(Dataset records):
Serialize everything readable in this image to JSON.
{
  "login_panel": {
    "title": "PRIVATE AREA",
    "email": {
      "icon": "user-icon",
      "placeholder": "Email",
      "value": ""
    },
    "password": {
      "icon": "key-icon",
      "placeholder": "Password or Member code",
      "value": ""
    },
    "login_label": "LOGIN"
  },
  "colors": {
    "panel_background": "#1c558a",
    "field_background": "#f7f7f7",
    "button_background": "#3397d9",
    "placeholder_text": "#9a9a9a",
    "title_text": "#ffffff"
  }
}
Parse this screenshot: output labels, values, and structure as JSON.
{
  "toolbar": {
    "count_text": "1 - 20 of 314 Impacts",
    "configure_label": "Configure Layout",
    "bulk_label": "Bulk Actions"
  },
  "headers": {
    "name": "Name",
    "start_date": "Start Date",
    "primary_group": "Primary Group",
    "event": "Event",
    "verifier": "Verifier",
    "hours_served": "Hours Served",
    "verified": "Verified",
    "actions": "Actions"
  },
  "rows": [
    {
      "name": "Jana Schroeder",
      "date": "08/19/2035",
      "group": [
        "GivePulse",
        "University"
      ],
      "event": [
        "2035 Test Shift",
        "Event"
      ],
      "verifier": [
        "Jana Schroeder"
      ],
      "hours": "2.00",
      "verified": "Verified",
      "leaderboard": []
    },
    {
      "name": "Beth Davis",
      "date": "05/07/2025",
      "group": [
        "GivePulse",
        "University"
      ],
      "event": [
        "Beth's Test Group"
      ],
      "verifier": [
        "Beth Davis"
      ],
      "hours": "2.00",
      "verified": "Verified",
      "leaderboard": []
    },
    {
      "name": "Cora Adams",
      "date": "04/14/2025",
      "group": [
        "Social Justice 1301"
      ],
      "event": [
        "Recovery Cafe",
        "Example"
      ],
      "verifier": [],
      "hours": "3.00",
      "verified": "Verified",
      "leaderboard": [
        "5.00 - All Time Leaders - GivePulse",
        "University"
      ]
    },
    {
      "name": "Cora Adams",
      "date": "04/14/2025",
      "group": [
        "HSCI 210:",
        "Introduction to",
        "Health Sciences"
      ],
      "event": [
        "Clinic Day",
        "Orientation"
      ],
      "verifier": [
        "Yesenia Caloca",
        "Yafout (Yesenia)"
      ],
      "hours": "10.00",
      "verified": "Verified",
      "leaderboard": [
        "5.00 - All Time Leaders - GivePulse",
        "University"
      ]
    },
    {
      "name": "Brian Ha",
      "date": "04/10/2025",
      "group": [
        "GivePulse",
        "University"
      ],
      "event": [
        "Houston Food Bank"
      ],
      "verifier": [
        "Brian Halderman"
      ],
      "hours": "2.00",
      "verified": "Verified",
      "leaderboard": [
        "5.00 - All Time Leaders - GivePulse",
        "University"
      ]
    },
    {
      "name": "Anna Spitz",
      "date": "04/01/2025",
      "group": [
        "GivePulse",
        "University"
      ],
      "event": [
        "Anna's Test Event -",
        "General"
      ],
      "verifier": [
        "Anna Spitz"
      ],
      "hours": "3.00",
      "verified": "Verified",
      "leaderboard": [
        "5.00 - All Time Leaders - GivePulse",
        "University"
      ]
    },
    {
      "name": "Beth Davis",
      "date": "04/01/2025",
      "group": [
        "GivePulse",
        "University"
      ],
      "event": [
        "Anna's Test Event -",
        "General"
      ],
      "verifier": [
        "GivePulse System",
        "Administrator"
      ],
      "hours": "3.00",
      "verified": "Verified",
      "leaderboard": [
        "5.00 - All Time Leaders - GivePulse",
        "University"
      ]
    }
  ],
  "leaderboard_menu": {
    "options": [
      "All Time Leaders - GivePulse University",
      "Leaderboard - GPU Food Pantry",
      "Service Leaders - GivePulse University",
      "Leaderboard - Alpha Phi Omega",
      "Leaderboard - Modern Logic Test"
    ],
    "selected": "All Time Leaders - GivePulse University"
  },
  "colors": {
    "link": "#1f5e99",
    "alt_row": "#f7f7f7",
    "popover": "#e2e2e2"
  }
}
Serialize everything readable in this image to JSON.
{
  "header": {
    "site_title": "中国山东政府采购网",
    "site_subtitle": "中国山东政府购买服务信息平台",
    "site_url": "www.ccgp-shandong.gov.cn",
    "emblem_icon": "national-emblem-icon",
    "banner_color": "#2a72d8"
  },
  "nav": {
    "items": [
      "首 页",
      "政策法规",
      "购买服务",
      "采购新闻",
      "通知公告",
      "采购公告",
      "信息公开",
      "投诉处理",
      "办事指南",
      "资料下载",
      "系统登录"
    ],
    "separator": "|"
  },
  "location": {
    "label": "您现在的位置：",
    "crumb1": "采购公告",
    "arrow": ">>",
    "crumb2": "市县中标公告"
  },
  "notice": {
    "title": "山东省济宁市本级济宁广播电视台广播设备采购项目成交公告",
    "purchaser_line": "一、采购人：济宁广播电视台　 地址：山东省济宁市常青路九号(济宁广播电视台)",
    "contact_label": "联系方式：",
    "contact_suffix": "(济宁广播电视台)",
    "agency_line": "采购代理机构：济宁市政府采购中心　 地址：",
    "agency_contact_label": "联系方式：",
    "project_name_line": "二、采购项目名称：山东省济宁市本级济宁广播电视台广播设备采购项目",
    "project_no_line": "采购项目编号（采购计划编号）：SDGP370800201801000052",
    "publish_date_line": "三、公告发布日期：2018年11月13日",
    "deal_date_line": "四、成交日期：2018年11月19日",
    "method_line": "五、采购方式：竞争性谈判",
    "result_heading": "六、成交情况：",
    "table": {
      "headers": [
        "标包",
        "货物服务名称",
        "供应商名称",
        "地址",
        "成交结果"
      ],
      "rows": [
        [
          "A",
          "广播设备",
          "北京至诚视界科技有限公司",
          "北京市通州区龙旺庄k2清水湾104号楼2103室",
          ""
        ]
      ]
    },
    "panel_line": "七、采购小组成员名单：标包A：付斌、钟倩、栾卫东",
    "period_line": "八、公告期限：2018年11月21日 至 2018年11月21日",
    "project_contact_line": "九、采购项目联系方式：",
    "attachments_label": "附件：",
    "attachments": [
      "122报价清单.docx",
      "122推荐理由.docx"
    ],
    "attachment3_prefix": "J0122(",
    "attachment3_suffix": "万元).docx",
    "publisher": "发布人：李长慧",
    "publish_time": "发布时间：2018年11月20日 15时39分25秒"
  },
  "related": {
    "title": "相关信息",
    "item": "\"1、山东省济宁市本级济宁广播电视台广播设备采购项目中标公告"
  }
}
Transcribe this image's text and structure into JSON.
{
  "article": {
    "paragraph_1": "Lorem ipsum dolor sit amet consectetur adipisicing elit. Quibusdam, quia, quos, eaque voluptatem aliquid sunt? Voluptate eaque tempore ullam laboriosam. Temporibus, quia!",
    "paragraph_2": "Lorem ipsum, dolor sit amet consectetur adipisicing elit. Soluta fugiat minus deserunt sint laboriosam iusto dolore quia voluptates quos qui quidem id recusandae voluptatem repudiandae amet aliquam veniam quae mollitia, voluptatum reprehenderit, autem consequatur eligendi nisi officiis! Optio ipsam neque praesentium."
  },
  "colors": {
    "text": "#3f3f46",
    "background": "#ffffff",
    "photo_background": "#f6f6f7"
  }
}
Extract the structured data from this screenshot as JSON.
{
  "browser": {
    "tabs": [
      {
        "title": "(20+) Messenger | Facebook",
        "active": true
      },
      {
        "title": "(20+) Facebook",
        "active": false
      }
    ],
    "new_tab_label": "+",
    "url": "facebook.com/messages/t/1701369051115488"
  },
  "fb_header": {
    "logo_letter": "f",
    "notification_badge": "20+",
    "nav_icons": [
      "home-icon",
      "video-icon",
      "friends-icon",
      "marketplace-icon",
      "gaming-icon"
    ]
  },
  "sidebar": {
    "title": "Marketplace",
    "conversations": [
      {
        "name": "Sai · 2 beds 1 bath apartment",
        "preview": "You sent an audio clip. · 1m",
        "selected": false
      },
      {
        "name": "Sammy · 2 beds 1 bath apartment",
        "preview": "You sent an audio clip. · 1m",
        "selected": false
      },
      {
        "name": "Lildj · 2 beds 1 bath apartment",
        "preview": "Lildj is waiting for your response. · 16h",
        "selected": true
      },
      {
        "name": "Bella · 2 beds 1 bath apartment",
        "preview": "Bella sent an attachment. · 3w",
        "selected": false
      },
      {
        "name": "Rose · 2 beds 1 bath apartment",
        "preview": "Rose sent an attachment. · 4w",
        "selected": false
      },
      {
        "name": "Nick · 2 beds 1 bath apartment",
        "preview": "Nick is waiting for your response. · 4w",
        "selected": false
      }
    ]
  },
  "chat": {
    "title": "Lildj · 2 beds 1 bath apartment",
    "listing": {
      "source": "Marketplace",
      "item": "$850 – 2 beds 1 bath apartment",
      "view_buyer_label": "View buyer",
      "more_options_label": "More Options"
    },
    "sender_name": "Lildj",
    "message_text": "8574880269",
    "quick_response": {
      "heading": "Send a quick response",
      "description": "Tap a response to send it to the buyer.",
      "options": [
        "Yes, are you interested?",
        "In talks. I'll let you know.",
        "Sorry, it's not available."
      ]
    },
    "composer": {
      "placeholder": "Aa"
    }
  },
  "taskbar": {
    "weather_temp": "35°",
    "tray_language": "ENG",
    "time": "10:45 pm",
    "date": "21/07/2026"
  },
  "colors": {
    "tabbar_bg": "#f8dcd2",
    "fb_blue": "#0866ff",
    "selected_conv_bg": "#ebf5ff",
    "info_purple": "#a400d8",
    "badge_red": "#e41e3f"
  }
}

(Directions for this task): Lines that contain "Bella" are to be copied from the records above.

(Solution):
        "name": "Bella · 2 beds 1 bath apartment",
        "preview": "Bella sent an attachment. · 3w",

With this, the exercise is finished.